Task brief
Find the lines in the material below that include the word "title", count them, and give that count alone.

Data
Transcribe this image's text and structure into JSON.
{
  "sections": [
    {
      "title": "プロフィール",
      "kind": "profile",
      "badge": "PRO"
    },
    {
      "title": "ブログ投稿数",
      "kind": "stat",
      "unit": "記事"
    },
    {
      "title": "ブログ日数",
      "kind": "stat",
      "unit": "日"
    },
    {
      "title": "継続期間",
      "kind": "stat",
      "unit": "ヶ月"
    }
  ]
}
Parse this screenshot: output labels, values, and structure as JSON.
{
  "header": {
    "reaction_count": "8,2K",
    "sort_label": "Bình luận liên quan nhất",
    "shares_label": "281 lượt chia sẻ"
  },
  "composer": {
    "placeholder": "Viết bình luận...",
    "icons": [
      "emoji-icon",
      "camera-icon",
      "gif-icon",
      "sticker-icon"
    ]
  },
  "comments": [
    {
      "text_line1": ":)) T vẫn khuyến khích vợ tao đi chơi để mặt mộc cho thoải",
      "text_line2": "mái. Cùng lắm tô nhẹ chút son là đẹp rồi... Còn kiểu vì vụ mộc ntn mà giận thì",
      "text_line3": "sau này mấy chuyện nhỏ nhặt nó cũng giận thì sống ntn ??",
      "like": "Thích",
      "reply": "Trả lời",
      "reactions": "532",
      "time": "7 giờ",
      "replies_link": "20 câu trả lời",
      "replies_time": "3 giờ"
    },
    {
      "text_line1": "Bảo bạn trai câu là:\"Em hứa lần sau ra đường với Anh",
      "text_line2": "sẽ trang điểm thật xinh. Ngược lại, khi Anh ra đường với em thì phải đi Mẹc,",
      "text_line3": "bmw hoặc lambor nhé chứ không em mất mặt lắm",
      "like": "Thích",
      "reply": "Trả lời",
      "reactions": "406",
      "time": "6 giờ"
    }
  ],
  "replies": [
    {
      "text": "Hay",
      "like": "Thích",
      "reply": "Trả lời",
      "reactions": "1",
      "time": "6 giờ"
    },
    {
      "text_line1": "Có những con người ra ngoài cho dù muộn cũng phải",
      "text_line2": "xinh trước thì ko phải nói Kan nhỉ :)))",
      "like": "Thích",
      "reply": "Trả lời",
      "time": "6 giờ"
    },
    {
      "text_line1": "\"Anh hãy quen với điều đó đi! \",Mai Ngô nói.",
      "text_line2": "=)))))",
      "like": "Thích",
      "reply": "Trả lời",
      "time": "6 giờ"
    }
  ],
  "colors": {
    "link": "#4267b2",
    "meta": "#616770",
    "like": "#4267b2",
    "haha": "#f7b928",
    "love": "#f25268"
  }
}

Result
4